* Problem to solve *
The pictures stay out. Please retype every line below exactly.

* Task material *
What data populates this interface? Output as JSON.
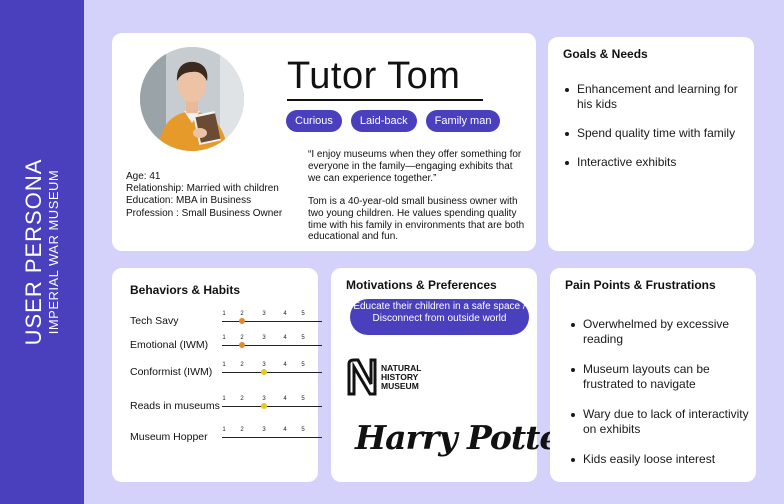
{
  "sidebar": {
    "title": "USER PERSONA",
    "subtitle": "IMPERIAL WAR MUSEUM"
  },
  "profile": {
    "name": "Tutor Tom",
    "tags": [
      "Curious",
      "Laid-back",
      "Family man"
    ],
    "facts": [
      "Age: 41",
      "Relationship: Married with children",
      "Education: MBA in Business",
      "Profession : Small Business Owner"
    ],
    "quote": "“I enjoy museums when they offer something for everyone in the family—engaging exhibits that we can experience together.”",
    "bio": "Tom is a 40-year-old small business owner with two young children. He values spending quality time with his family in environments that are both educational and fun."
  },
  "goals": {
    "title": "Goals & Needs",
    "items": [
      "Enhancement and learning for his kids",
      "Spend quality time with family",
      "Interactive exhibits"
    ]
  },
  "behaviors": {
    "title": "Behaviors & Habits",
    "scale_labels": [
      "1",
      "2",
      "3",
      "4",
      "5"
    ],
    "dot_colors": {
      "orange": "#e8862a",
      "yellow": "#e8c81f"
    },
    "items": [
      {
        "label": "Tech Savy",
        "value": 2,
        "color": "orange"
      },
      {
        "label": "Emotional (IWM)",
        "value": 2,
        "color": "orange"
      },
      {
        "label": "Conformist (IWM)",
        "value": 3,
        "color": "yellow"
      },
      {
        "label": "Reads in museums",
        "value": 3,
        "color": "yellow"
      },
      {
        "label": "Museum Hopper",
        "value": null,
        "color": ""
      }
    ]
  },
  "motivations": {
    "title": "Motivations & Preferences",
    "pill_text": "Educate their children in a safe space / Disconnect from outside world",
    "nhm_logo_text": [
      "NATURAL",
      "HISTORY",
      "MUSEUM"
    ],
    "hp_logo_text": "Harry Potter"
  },
  "pain": {
    "title": "Pain Points  & Frustrations",
    "items": [
      "Overwhelmed by excessive reading",
      "Museum layouts can be frustrated to navigate",
      "Wary due to lack of interactivity on exhibits",
      "Kids easily loose interest"
    ]
  },
  "colors": {
    "accent": "#4a3fbd",
    "background": "#d4d2fb",
    "card": "#ffffff"
  }
}
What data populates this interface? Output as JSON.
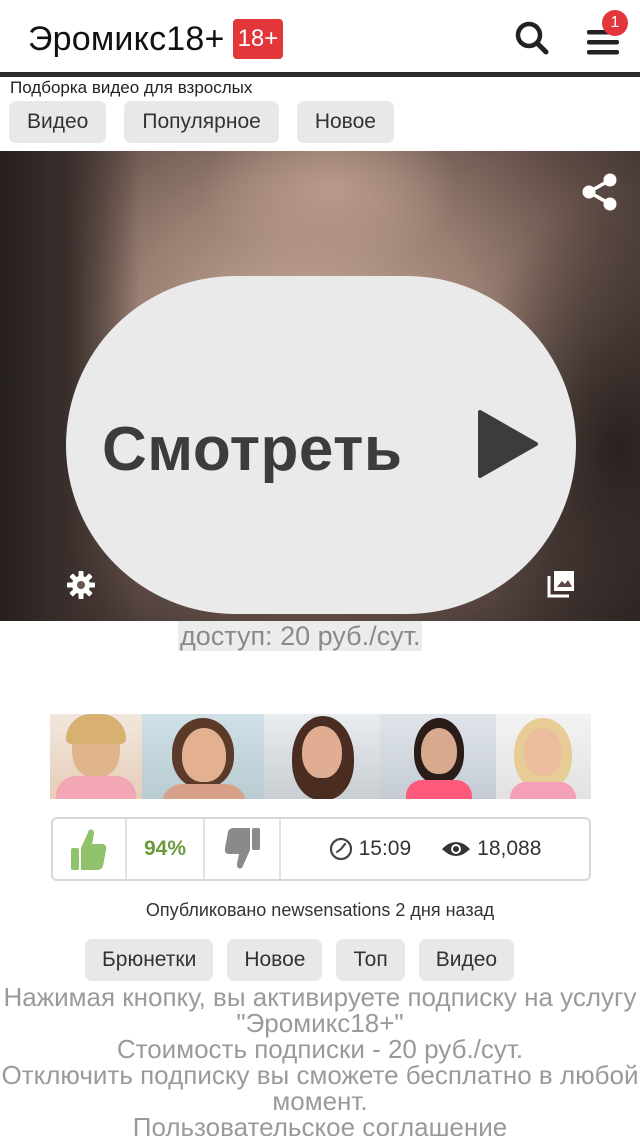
{
  "header": {
    "logo_text": "Эромикс18+",
    "logo_badge": "18+",
    "menu_badge_count": "1"
  },
  "tagline": "Подборка видео для взрослых",
  "nav": [
    {
      "label": "Видео"
    },
    {
      "label": "Популярное"
    },
    {
      "label": "Новое"
    }
  ],
  "player": {
    "watch_label": "Смотреть",
    "price": "доступ: 20 руб./сут."
  },
  "stats": {
    "rating": "94%",
    "duration": "15:09",
    "views": "18,088"
  },
  "published": "Опубликовано newsensations 2 дня назад",
  "tags": [
    {
      "label": "Брюнетки"
    },
    {
      "label": "Новое"
    },
    {
      "label": "Топ"
    },
    {
      "label": "Видео"
    }
  ],
  "terms": {
    "line1": "Нажимая кнопку, вы активируете подписку на услугу \"Эромикс18+\"",
    "line2": "Стоимость подписки - 20 руб./сут.",
    "line3": "Отключить подписку вы сможете бесплатно в любой момент.",
    "link": "Пользовательское соглашение"
  },
  "colors": {
    "accent_red": "#e3363a",
    "rating_green": "#6a9a3a",
    "button_gray": "#e8e8e8"
  }
}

* Written reply *
What data populates this interface? Output as JSON.
{
  "sidebar": {
    "title": "USER PERSONA",
    "subtitle": "IMPERIAL WAR MUSEUM"
  },
  "profile": {
    "name": "Tutor Tom",
    "tags": [
      "Curious",
      "Laid-back",
      "Family man"
    ],
    "facts": [
      "Age: 41",
      "Relationship: Married with children",
      "Education: MBA in Business",
      "Profession : Small Business Owner"
    ],
    "quote": "“I enjoy museums when they offer something for everyone in the family—engaging exhibits that we can experience together.”",
    "bio": "Tom is a 40-year-old small business owner with two young children. He values spending quality time with his family in environments that are both educational and fun."
  },
  "goals": {
    "title": "Goals & Needs",
    "items": [
      "Enhancement and learning for his kids",
      "Spend quality time with family",
      "Interactive exhibits"
    ]
  },
  "behaviors": {
    "title": "Behaviors & Habits",
    "scale_labels": [
      "1",
      "2",
      "3",
      "4",
      "5"
    ],
    "dot_colors": {
      "orange": "#e8862a",
      "yellow": "#e8c81f"
    },
    "items": [
      {
        "label": "Tech Savy",
        "value": 2,
        "color": "orange"
      },
      {
        "label": "Emotional (IWM)",
        "value": 2,
        "color": "orange"
      },
      {
        "label": "Conformist (IWM)",
        "value": 3,
        "color": "yellow"
      },
      {
        "label": "Reads in museums",
        "value": 3,
        "color": "yellow"
      },
      {
        "label": "Museum Hopper",
        "value": null,
        "color": ""
      }
    ]
  },
  "motivations": {
    "title": "Motivations & Preferences",
    "pill_text": "Educate their children in a safe space / Disconnect from outside world",
    "nhm_logo_text": [
      "NATURAL",
      "HISTORY",
      "MUSEUM"
    ],
    "hp_logo_text": "Harry Potter"
  },
  "pain": {
    "title": "Pain Points  & Frustrations",
    "items": [
      "Overwhelmed by excessive reading",
      "Museum layouts can be frustrated to navigate",
      "Wary due to lack of interactivity on exhibits",
      "Kids easily loose interest"
    ]
  },
  "colors": {
    "accent": "#4a3fbd",
    "background": "#d4d2fb",
    "card": "#ffffff"
  }
}
What data populates this interface? Output as JSON.
{
  "header": {
    "logo_text": "Эромикс18+",
    "logo_badge": "18+",
    "menu_badge_count": "1"
  },
  "tagline": "Подборка видео для взрослых",
  "nav": [
    {
      "label": "Видео"
    },
    {
      "label": "Популярное"
    },
    {
      "label": "Новое"
    }
  ],
  "player": {
    "watch_label": "Смотреть",
    "price": "доступ: 20 руб./сут."
  },
  "stats": {
    "rating": "94%",
    "duration": "15:09",
    "views": "18,088"
  },
  "published": "Опубликовано newsensations 2 дня назад",
  "tags": [
    {
      "label": "Брюнетки"
    },
    {
      "label": "Новое"
    },
    {
      "label": "Топ"
    },
    {
      "label": "Видео"
    }
  ],
  "terms": {
    "line1": "Нажимая кнопку, вы активируете подписку на услугу \"Эромикс18+\"",
    "line2": "Стоимость подписки - 20 руб./сут.",
    "line3": "Отключить подписку вы сможете бесплатно в любой момент.",
    "link": "Пользовательское соглашение"
  },
  "colors": {
    "accent_red": "#e3363a",
    "rating_green": "#6a9a3a",
    "button_gray": "#e8e8e8"
  }
}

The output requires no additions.